For months, Microsoft watchers have voiced concerns that delays in the company's introduction of its Yukon database software could derail other products, including a new version of Windows, code-named Longhorn.
But Microsoft executives dispute that notion. They told CNET News.com that the delivery of Yukon--which marks the debut of the company's key unified storage technology--won't affect other future products. The company also for the first time gave insight into the difficulty of building the new storage technology--a pet project of Microsoft Chairman Bill Gates for more than a decade and one of the most ambitious and time-consuming projects the company has ever attempted. "Microsoft's dream is to have this unified single storage technology that we can use across products," Stan Sorensen, a product manager at the company, told CNET News.com. "As long as I have been involved in servers--more than 10 years at Microsoft--we have been trying to achieve this."

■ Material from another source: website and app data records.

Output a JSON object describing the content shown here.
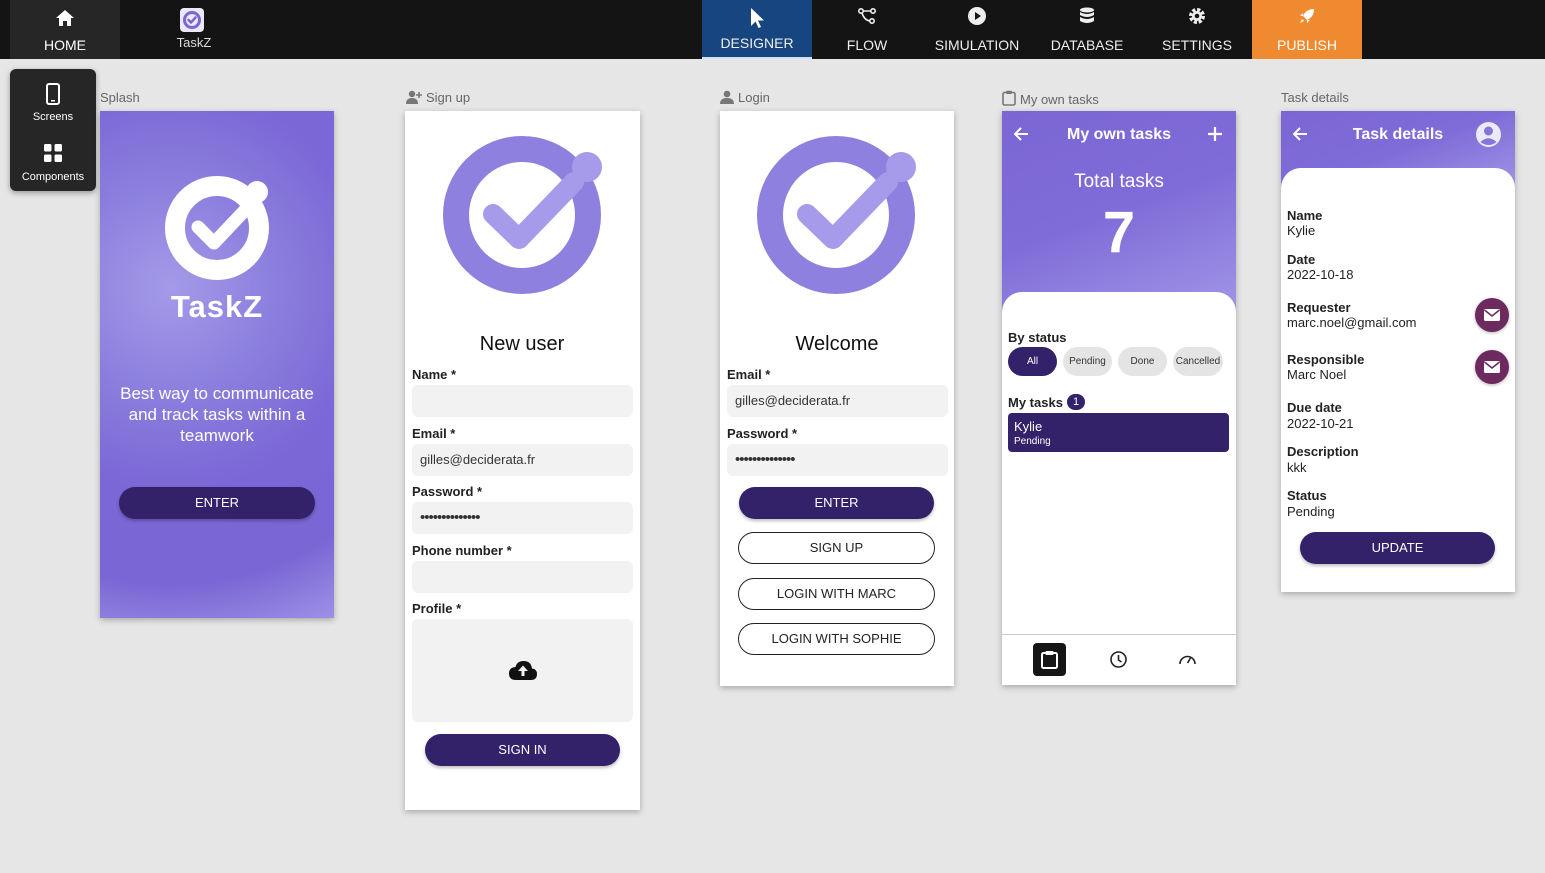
{
  "topbar": {
    "home_label": "HOME",
    "app_name": "TaskZ",
    "tabs": [
      {
        "label": "DESIGNER",
        "icon": "cursor-icon",
        "active": true
      },
      {
        "label": "FLOW",
        "icon": "flow-icon"
      },
      {
        "label": "SIMULATION",
        "icon": "play-icon"
      },
      {
        "label": "DATABASE",
        "icon": "database-icon"
      },
      {
        "label": "SETTINGS",
        "icon": "gear-icon"
      },
      {
        "label": "PUBLISH",
        "icon": "rocket-icon"
      }
    ]
  },
  "side_panel": {
    "items": [
      {
        "label": "Screens",
        "icon": "phone-icon"
      },
      {
        "label": "Components",
        "icon": "grid-icon"
      }
    ]
  },
  "colors": {
    "accent_dark": "#33216a",
    "brand_purple": "#7b66d4",
    "designer_tab": "#17457f",
    "publish_tab": "#ef8a30",
    "mail_button": "#6c2a5e"
  },
  "screens": {
    "splash": {
      "label": "Splash",
      "brand": "TaskZ",
      "tagline": "Best way to communicate and track tasks within a teamwork",
      "enter_button": "ENTER"
    },
    "signup": {
      "label": "Sign up",
      "title": "New user",
      "name_label": "Name *",
      "name_value": "",
      "email_label": "Email *",
      "email_value": "gilles@deciderata.fr",
      "password_label": "Password *",
      "password_value": "••••••••••••••",
      "phone_label": "Phone number *",
      "phone_value": "",
      "profile_label": "Profile *",
      "sign_in_button": "SIGN IN"
    },
    "login": {
      "label": "Login",
      "title": "Welcome",
      "email_label": "Email *",
      "email_value": "gilles@deciderata.fr",
      "password_label": "Password *",
      "password_value": "••••••••••••••",
      "enter_button": "ENTER",
      "signup_button": "SIGN UP",
      "login_marc_button": "LOGIN WITH MARC",
      "login_sophie_button": "LOGIN WITH SOPHIE"
    },
    "my_tasks": {
      "label": "My own tasks",
      "title": "My own tasks",
      "total_label": "Total tasks",
      "total_value": "7",
      "by_status_label": "By status",
      "status_filters": [
        "All",
        "Pending",
        "Done",
        "Cancelled"
      ],
      "my_tasks_label": "My tasks",
      "my_tasks_count": "1",
      "task": {
        "name": "Kylie",
        "status": "Pending"
      }
    },
    "task_details": {
      "label": "Task details",
      "title": "Task details",
      "name_label": "Name",
      "name_value": "Kylie",
      "date_label": "Date",
      "date_value": "2022-10-18",
      "requester_label": "Requester",
      "requester_value": "marc.noel@gmail.com",
      "responsible_label": "Responsible",
      "responsible_value": "Marc Noel",
      "due_label": "Due date",
      "due_value": "2022-10-21",
      "description_label": "Description",
      "description_value": "kkk",
      "status_label": "Status",
      "status_value": "Pending",
      "update_button": "UPDATE"
    }
  }
}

Yukon, an update to Microsoft's SQL Server database, will usher in the storage concept. The storage technology has become a massive undertaking that will ultimately affect nearly all of the company's key products. Microsoft said the storage technology helps to blur differences between data types and will make it far easier for people to search for and find documents, e-mail messages and multimedia files scattered across their hard disks and on networked computers.
News source: C|Net News.com